<<<<

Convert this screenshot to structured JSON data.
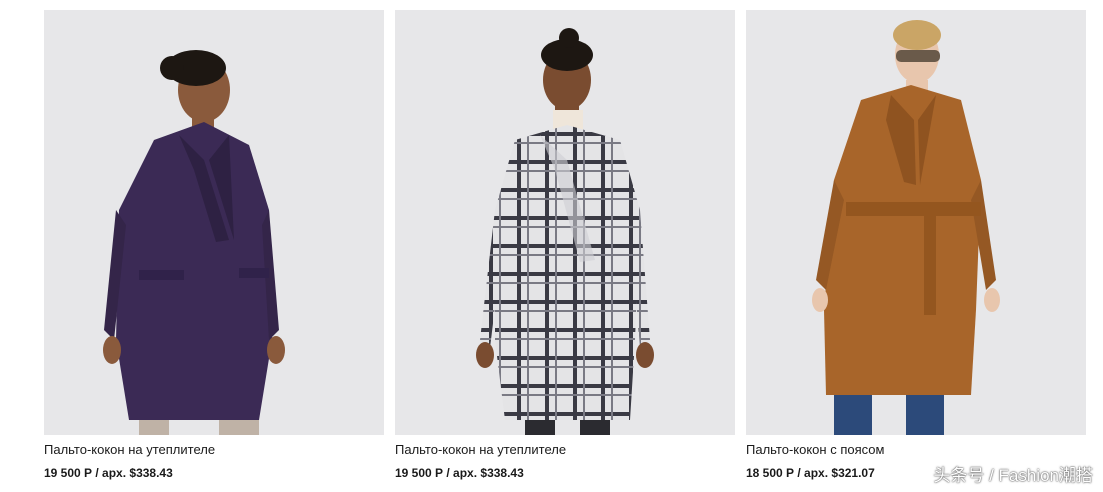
{
  "products": [
    {
      "title": "Пальто-кокон на утеплителе",
      "price": "19 500 Р / apx. $338.43",
      "image_alt": "purple-cocoon-coat-photo",
      "coat_color": "#3b2a55"
    },
    {
      "title": "Пальто-кокон на утеплителе",
      "price": "19 500 Р / apx. $338.43",
      "image_alt": "plaid-cocoon-coat-photo",
      "coat_color": "#d9d9dc"
    },
    {
      "title": "Пальто-кокон с поясом",
      "price": "18 500 Р / apx. $321.07",
      "image_alt": "camel-belted-coat-photo",
      "coat_color": "#a8652a"
    }
  ],
  "watermark": "头条号 / Fashion潮搭"
}
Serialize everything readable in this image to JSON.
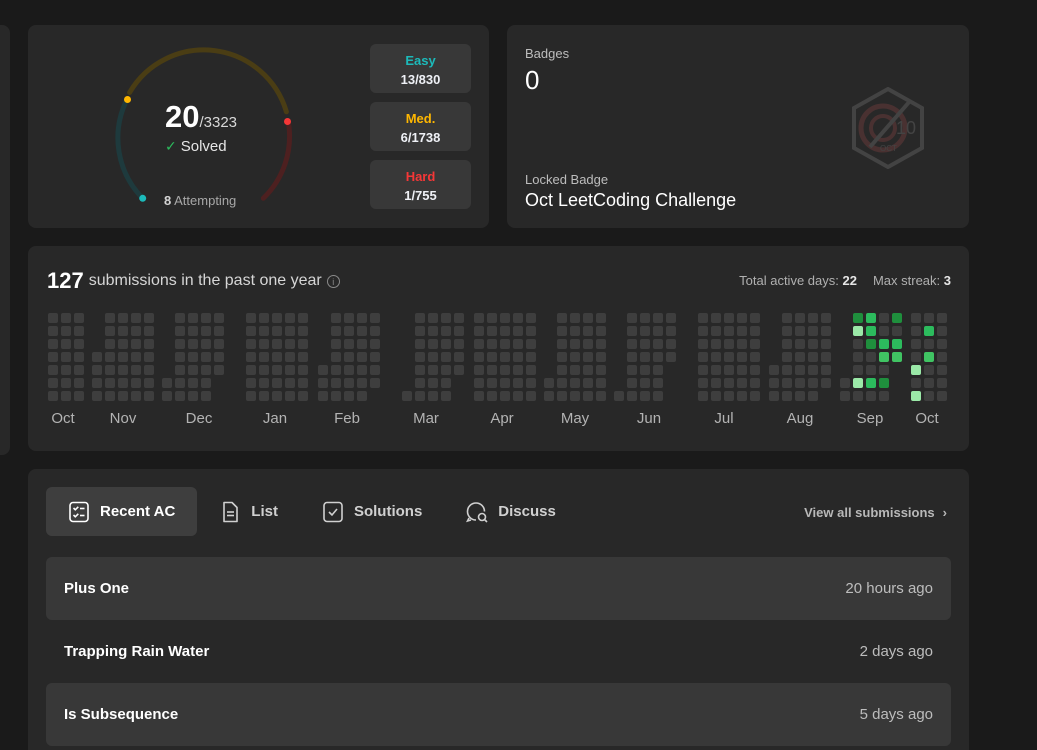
{
  "progress": {
    "solved": "20",
    "total": "/3323",
    "solved_label": "Solved",
    "attempting_count": "8",
    "attempting_label": "Attempting",
    "difficulties": [
      {
        "name": "Easy",
        "count": "13/830",
        "color": "#1cbaba"
      },
      {
        "name": "Med.",
        "count": "6/1738",
        "color": "#ffb700"
      },
      {
        "name": "Hard",
        "count": "1/755",
        "color": "#f63737"
      }
    ]
  },
  "badges": {
    "label": "Badges",
    "count": "0",
    "locked_label": "Locked Badge",
    "locked_name": "Oct LeetCoding Challenge",
    "badge_icon": "oct-challenge-badge-icon"
  },
  "calendar": {
    "count": "127",
    "title_text": "submissions in the past one year",
    "active_days_label": "Total active days:",
    "active_days": "22",
    "max_streak_label": "Max streak:",
    "max_streak": "3",
    "months": [
      "Oct",
      "Nov",
      "Dec",
      "Jan",
      "Feb",
      "Mar",
      "Apr",
      "May",
      "Jun",
      "Jul",
      "Aug",
      "Sep",
      "Oct"
    ],
    "colors": {
      "empty": "#3e3e3e",
      "level1": "#9be9a8",
      "level2": "#40c463",
      "level3": "#2cbb5d",
      "level4": "#1f8f3d"
    }
  },
  "recent": {
    "tabs": [
      {
        "label": "Recent AC",
        "icon": "checklist-icon",
        "active": true
      },
      {
        "label": "List",
        "icon": "document-icon",
        "active": false
      },
      {
        "label": "Solutions",
        "icon": "checkbox-icon",
        "active": false
      },
      {
        "label": "Discuss",
        "icon": "discuss-icon",
        "active": false
      }
    ],
    "view_all": "View all submissions",
    "rows": [
      {
        "title": "Plus One",
        "time": "20 hours ago"
      },
      {
        "title": "Trapping Rain Water",
        "time": "2 days ago"
      },
      {
        "title": "Is Subsequence",
        "time": "5 days ago"
      }
    ]
  }
}
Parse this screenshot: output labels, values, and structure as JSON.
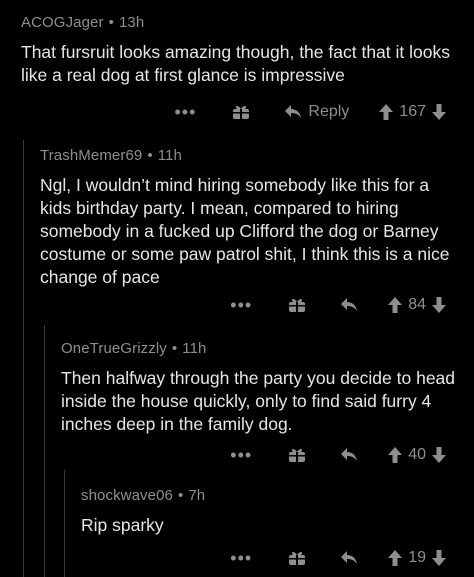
{
  "comments": [
    {
      "username": "ACOGJager",
      "age": "13h",
      "text": "That fursruit looks amazing though, the fact that it looks like a real dog at first glance is impressive",
      "reply_label": "Reply",
      "score": "167"
    },
    {
      "username": "TrashMemer69",
      "age": "11h",
      "text": "Ngl, I wouldn’t mind hiring somebody like this for a kids birthday party. I mean, compared to hiring somebody in a fucked up Clifford the dog or Barney costume or some paw patrol shit, I think this is a nice change of pace",
      "score": "84"
    },
    {
      "username": "OneTrueGrizzly",
      "age": "11h",
      "text": "Then halfway through the party you decide to head inside the house quickly, only to find said furry 4 inches deep in the family dog.",
      "score": "40"
    },
    {
      "username": "shockwave06",
      "age": "7h",
      "text": "Rip sparky",
      "score": "19"
    }
  ],
  "separator": "•",
  "more_glyph": "•••",
  "icons": {
    "more": "more-options-icon",
    "gift": "gift-award-icon",
    "reply": "reply-arrow-icon",
    "upvote": "upvote-arrow-icon",
    "downvote": "downvote-arrow-icon"
  },
  "colors": {
    "background": "#000000",
    "text": "#e6e6e6",
    "muted": "#8e8e8e",
    "thread_line": "#3a3a3a"
  }
}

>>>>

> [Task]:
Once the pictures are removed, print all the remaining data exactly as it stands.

> [Finished task]:
Convert this screenshot to structured JSON data.
{
  "products": [
    {
      "title": "Пальто-кокон на утеплителе",
      "price": "19 500 Р / apx. $338.43",
      "image_alt": "purple-cocoon-coat-photo",
      "coat_color": "#3b2a55"
    },
    {
      "title": "Пальто-кокон на утеплителе",
      "price": "19 500 Р / apx. $338.43",
      "image_alt": "plaid-cocoon-coat-photo",
      "coat_color": "#d9d9dc"
    },
    {
      "title": "Пальто-кокон с поясом",
      "price": "18 500 Р / apx. $321.07",
      "image_alt": "camel-belted-coat-photo",
      "coat_color": "#a8652a"
    }
  ],
  "watermark": "头条号 / Fashion潮搭"
}
Serialize everything readable in this image to JSON.
{
  "progress": {
    "solved": "20",
    "total": "/3323",
    "solved_label": "Solved",
    "attempting_count": "8",
    "attempting_label": "Attempting",
    "difficulties": [
      {
        "name": "Easy",
        "count": "13/830",
        "color": "#1cbaba"
      },
      {
        "name": "Med.",
        "count": "6/1738",
        "color": "#ffb700"
      },
      {
        "name": "Hard",
        "count": "1/755",
        "color": "#f63737"
      }
    ]
  },
  "badges": {
    "label": "Badges",
    "count": "0",
    "locked_label": "Locked Badge",
    "locked_name": "Oct LeetCoding Challenge",
    "badge_icon": "oct-challenge-badge-icon"
  },
  "calendar": {
    "count": "127",
    "title_text": "submissions in the past one year",
    "active_days_label": "Total active days:",
    "active_days": "22",
    "max_streak_label": "Max streak:",
    "max_streak": "3",
    "months": [
      "Oct",
      "Nov",
      "Dec",
      "Jan",
      "Feb",
      "Mar",
      "Apr",
      "May",
      "Jun",
      "Jul",
      "Aug",
      "Sep",
      "Oct"
    ],
    "colors": {
      "empty": "#3e3e3e",
      "level1": "#9be9a8",
      "level2": "#40c463",
      "level3": "#2cbb5d",
      "level4": "#1f8f3d"
    }
  },
  "recent": {
    "tabs": [
      {
        "label": "Recent AC",
        "icon": "checklist-icon",
        "active": true
      },
      {
        "label": "List",
        "icon": "document-icon",
        "active": false
      },
      {
        "label": "Solutions",
        "icon": "checkbox-icon",
        "active": false
      },
      {
        "label": "Discuss",
        "icon": "discuss-icon",
        "active": false
      }
    ],
    "view_all": "View all submissions",
    "rows": [
      {
        "title": "Plus One",
        "time": "20 hours ago"
      },
      {
        "title": "Trapping Rain Water",
        "time": "2 days ago"
      },
      {
        "title": "Is Subsequence",
        "time": "5 days ago"
      }
    ]
  }
}
Parse this screenshot: output labels, values, and structure as JSON.
{
  "comments": [
    {
      "username": "ACOGJager",
      "age": "13h",
      "text": "That fursruit looks amazing though, the fact that it looks like a real dog at first glance is impressive",
      "reply_label": "Reply",
      "score": "167"
    },
    {
      "username": "TrashMemer69",
      "age": "11h",
      "text": "Ngl, I wouldn’t mind hiring somebody like this for a kids birthday party. I mean, compared to hiring somebody in a fucked up Clifford the dog or Barney costume or some paw patrol shit, I think this is a nice change of pace",
      "score": "84"
    },
    {
      "username": "OneTrueGrizzly",
      "age": "11h",
      "text": "Then halfway through the party you decide to head inside the house quickly, only to find said furry 4 inches deep in the family dog.",
      "score": "40"
    },
    {
      "username": "shockwave06",
      "age": "7h",
      "text": "Rip sparky",
      "score": "19"
    }
  ],
  "separator": "•",
  "more_glyph": "•••",
  "icons": {
    "more": "more-options-icon",
    "gift": "gift-award-icon",
    "reply": "reply-arrow-icon",
    "upvote": "upvote-arrow-icon",
    "downvote": "downvote-arrow-icon"
  },
  "colors": {
    "background": "#000000",
    "text": "#e6e6e6",
    "muted": "#8e8e8e",
    "thread_line": "#3a3a3a"
  }
}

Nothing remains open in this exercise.